Nasaw Claims Carnegie Believed in Importance of Basic Scientific Research
But notice that the two main examples of what Carnegie himself chose to fund (the Wilson Observatory and the yacht to collect geophysical data), were empirically oriented, not theoretically oriented.
(p. 480) Carnegie was, as Harvard President James Bryant Conant would comment in 1935 on the centenary of his birth, "more than a generation ahead of most business men of this country [in understanding] the importance of science to industry." He recognized far better than his peers how vital basic scientific research was to the applied research that industry fed off. George Ellery Hale, an astronomer and astrophysicist, later to be the chief architect of the National Research Council, was astounded when he learned of Carnegie's commitment to pure research. "The provision of a large endowment solely for scientific research seemed almost too good to be true.... Knowing as I did the difficulties of obtaining money for this purpose and (p. 481) devoted as I was to research rather than teaching, I could appreciate some of the possibilities of such an endowment." Hale applied for funds to build an observatory on Mount Wilson in California, and got what he asked for. It would take until 1909 to build and install a 60-inch reflecting telescope in the observatory; in 1917, a second 100-inch telescope, the largest in the world, was added.
The Mount Wilson Observatory-- and the work of its astronomers and astrophysicists-- was only one of the projects funded in the early years of the new institution. Another, of which Carnegie was equally proud, was the outfitting of the Carnegie, an oceangoing yacht with auxiliary engine, built of wood and bronze so that it could collect geophysical data without the errors inflicted on compass readings by iron and steel. The ship was launched in 1909; by 1911, Carnegie could claim that the scientists on board had already been able to correct several significant errors on navigational maps.
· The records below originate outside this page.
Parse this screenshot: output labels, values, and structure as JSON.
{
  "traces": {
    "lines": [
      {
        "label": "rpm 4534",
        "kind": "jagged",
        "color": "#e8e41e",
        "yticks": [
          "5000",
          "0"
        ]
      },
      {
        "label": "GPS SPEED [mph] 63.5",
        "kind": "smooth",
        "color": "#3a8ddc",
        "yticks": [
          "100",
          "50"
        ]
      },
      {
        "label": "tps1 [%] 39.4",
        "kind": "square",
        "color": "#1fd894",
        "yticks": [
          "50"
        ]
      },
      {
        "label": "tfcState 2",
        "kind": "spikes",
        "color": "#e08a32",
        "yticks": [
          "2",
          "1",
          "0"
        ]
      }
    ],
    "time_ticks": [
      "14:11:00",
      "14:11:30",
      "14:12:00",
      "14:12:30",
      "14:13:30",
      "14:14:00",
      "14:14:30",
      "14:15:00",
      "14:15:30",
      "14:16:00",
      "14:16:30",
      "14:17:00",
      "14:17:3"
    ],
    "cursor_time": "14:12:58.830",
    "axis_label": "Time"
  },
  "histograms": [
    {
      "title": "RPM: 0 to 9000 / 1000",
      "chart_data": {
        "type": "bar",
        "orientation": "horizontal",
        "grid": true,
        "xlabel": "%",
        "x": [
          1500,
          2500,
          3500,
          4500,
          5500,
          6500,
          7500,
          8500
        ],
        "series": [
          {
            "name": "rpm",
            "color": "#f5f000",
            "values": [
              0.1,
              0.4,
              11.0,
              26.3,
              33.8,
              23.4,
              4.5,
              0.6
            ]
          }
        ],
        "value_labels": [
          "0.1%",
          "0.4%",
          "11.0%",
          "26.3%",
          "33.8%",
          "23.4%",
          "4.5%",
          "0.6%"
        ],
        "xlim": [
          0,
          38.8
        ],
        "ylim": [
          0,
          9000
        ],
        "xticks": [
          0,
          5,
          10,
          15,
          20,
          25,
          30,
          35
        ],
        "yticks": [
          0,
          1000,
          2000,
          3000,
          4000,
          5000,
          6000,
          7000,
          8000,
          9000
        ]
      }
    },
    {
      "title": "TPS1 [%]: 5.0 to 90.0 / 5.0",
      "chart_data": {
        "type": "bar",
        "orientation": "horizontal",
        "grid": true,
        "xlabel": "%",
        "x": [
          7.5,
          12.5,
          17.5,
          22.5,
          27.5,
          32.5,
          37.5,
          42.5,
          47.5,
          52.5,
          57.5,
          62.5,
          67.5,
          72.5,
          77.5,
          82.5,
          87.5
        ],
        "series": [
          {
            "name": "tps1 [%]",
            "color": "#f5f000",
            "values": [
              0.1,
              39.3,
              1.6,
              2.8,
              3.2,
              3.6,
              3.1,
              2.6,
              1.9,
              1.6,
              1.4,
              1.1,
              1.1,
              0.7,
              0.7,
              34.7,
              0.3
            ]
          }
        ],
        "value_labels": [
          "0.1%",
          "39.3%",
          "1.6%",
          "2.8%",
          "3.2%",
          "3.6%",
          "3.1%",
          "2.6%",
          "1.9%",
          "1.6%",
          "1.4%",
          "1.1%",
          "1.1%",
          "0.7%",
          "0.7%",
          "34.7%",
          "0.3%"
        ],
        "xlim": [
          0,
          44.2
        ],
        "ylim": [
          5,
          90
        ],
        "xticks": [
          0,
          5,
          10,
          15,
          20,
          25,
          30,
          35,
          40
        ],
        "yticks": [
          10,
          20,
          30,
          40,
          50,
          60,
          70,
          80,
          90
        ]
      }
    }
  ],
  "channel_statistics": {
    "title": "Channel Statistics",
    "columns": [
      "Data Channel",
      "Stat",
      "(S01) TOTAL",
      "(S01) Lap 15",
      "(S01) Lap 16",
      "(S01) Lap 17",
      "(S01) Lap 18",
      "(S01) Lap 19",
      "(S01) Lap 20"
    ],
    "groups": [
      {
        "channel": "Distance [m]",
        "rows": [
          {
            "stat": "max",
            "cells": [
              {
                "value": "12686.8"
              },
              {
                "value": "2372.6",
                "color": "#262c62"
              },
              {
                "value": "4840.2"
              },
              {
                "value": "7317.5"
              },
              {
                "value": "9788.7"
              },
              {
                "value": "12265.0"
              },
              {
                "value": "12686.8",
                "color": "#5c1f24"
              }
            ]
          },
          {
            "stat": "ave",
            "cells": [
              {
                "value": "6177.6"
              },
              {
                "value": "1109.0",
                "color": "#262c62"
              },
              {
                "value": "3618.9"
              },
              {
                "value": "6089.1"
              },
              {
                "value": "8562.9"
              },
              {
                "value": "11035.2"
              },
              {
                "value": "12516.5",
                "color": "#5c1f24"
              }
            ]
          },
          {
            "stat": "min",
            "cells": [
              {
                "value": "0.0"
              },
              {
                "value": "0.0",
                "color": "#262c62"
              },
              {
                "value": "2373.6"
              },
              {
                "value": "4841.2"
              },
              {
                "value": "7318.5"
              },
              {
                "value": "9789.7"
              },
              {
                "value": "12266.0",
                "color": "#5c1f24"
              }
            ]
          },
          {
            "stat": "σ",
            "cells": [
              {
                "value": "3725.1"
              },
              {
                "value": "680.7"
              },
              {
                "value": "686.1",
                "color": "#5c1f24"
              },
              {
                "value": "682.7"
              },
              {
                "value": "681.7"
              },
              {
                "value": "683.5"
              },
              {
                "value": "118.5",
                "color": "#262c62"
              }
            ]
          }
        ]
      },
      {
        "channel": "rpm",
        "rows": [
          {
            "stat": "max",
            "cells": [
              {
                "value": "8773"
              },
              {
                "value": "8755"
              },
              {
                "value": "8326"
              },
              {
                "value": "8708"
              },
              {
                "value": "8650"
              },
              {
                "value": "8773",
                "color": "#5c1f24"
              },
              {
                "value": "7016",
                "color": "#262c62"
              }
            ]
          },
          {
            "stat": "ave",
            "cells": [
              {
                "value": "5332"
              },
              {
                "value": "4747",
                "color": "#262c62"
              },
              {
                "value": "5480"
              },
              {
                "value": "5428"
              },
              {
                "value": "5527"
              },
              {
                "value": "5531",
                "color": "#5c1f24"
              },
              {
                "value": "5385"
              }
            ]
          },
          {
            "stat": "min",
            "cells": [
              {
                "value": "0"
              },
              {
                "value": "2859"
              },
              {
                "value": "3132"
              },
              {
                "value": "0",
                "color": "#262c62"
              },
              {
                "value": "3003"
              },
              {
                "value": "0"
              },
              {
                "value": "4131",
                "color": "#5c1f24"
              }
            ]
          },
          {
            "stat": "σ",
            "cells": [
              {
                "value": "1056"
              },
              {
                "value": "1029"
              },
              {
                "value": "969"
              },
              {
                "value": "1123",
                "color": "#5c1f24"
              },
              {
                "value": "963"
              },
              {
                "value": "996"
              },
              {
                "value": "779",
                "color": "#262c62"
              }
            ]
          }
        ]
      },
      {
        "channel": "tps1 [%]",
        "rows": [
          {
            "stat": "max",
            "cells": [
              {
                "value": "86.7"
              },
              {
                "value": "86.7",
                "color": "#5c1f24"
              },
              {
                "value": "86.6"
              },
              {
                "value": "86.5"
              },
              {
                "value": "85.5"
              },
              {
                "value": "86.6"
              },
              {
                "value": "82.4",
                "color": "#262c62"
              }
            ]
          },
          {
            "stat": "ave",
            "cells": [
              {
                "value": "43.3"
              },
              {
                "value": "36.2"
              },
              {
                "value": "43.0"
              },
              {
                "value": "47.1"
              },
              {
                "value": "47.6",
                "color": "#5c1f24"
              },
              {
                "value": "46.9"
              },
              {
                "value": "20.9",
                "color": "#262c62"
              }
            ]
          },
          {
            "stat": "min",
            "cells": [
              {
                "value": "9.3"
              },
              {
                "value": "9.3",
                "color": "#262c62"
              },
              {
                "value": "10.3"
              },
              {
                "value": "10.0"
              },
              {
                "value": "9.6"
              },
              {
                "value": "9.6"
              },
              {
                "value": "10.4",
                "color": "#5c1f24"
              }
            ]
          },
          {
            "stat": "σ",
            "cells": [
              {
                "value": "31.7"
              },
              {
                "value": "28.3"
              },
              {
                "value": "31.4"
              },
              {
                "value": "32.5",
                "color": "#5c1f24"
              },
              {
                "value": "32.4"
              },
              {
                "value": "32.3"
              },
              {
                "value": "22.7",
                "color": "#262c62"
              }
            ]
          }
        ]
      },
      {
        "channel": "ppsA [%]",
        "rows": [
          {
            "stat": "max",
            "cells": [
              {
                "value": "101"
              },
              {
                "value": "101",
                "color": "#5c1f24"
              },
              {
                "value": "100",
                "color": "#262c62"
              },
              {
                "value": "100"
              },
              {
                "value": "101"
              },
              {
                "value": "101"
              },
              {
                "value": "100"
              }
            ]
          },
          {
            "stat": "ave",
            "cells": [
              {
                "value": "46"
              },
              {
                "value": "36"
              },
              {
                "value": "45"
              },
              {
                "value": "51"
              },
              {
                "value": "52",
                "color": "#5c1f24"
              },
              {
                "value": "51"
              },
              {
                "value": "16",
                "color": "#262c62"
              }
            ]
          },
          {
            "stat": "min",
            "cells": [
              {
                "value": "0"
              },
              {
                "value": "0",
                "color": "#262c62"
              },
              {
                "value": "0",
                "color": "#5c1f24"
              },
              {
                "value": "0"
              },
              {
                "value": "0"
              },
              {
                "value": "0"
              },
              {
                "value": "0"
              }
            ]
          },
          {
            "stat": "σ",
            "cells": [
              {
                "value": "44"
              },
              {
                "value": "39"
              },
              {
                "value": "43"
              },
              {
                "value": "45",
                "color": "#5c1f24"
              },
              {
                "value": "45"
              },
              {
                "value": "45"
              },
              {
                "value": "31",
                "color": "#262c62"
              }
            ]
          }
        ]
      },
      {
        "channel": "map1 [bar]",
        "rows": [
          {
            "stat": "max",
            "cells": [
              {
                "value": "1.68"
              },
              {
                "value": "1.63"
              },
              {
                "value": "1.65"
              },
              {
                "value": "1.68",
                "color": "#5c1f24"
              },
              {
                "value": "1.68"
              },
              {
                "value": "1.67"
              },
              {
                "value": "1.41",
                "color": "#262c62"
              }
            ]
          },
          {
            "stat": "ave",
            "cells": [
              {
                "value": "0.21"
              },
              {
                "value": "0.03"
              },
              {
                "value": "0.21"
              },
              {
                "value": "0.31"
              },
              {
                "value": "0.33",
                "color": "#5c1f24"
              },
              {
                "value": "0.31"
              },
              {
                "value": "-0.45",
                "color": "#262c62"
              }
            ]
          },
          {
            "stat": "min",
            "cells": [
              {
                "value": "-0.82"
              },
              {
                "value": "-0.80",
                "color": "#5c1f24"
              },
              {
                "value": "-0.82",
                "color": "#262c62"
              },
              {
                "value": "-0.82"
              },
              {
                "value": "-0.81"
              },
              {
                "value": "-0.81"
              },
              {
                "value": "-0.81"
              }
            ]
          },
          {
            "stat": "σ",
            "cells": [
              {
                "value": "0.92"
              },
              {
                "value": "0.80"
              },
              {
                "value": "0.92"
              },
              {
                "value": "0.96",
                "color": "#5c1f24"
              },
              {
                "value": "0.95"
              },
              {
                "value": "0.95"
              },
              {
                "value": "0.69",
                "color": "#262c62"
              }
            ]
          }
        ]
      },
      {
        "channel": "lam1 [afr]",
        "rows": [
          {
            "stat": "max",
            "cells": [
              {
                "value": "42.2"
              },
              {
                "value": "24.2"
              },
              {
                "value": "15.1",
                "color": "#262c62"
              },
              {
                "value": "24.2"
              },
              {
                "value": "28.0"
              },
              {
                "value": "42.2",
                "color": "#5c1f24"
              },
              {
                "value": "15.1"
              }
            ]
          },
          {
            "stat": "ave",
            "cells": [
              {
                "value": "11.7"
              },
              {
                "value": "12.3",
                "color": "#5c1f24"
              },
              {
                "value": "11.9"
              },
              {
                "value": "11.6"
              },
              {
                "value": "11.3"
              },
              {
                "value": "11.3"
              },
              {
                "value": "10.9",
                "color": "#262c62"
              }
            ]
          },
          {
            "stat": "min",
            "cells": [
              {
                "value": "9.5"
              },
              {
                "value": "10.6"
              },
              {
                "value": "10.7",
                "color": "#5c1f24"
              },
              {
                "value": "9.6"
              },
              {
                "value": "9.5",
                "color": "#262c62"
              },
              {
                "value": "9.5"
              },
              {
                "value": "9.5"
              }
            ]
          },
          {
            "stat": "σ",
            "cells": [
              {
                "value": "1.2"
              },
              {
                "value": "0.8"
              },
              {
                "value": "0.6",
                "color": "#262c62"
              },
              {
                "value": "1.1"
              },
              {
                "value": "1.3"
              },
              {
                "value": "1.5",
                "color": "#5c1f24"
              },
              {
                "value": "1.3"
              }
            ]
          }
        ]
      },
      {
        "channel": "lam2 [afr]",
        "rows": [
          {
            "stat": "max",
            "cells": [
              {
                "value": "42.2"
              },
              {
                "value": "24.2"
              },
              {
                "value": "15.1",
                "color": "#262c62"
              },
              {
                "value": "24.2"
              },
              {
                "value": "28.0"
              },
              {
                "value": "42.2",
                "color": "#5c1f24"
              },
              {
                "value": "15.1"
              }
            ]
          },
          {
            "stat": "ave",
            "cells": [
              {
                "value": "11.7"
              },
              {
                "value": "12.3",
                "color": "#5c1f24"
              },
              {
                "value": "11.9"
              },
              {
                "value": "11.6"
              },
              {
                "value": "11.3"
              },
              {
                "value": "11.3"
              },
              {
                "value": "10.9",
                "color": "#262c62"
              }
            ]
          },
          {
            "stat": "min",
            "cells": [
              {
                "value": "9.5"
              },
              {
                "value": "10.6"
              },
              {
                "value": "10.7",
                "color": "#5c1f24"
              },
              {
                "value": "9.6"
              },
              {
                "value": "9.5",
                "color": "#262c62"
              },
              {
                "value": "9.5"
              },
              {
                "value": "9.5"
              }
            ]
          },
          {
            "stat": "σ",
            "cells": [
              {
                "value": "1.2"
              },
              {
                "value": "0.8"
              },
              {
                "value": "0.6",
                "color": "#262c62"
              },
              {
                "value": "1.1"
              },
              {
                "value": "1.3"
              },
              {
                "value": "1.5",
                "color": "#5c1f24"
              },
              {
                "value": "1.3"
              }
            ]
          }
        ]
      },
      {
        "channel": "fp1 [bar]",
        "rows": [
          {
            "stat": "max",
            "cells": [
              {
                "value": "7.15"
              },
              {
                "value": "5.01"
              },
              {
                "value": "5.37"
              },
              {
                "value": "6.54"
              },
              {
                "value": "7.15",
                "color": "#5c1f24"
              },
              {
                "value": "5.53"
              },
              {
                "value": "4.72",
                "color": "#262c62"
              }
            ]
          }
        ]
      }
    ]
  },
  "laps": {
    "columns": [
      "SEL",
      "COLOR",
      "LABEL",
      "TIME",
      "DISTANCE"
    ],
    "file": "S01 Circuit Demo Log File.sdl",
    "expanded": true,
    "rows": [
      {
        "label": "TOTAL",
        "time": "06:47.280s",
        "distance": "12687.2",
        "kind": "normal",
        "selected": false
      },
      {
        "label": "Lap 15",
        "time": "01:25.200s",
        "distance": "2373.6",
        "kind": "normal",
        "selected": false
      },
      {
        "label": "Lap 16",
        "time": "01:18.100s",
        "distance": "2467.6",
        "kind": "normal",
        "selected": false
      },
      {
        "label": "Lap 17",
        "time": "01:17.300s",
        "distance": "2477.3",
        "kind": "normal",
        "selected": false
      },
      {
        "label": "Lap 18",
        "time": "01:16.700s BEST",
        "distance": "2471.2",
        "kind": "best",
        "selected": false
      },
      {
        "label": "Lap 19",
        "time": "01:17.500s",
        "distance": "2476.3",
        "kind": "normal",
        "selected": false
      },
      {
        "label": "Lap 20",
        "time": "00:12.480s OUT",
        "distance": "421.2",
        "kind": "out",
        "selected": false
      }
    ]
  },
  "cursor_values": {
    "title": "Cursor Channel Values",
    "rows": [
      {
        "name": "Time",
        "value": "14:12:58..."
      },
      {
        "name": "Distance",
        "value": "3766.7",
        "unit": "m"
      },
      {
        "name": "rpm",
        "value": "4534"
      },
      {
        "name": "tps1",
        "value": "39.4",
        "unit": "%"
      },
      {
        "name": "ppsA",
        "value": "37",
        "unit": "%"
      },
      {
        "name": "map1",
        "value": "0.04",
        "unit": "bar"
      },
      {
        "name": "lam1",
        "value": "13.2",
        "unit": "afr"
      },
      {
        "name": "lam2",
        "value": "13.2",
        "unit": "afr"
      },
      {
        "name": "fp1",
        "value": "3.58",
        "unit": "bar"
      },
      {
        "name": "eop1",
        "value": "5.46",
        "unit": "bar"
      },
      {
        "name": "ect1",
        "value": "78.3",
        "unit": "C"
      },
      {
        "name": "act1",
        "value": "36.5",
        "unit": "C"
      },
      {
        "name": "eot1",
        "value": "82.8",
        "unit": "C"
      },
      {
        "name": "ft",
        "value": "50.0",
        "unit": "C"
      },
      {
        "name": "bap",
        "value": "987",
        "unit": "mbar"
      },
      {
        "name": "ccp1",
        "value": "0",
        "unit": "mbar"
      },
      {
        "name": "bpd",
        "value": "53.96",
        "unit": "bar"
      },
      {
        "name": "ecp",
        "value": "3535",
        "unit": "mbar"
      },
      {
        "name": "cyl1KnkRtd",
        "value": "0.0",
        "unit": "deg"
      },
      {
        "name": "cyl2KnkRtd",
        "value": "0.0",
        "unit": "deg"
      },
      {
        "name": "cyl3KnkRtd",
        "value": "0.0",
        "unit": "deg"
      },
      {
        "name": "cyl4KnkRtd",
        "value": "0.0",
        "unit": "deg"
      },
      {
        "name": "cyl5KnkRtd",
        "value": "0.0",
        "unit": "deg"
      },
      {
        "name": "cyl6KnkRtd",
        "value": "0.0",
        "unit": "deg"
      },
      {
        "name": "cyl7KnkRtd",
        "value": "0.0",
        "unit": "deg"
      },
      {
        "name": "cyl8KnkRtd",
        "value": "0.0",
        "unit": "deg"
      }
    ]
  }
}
Nasaw, David. Andrew Carnegie. New York: Penguin Press, 2006.
(Note: ellipsis, and italics, in original.)
(Note: the pagination of the hardback and paperback editions of Nasaw's book are the same.)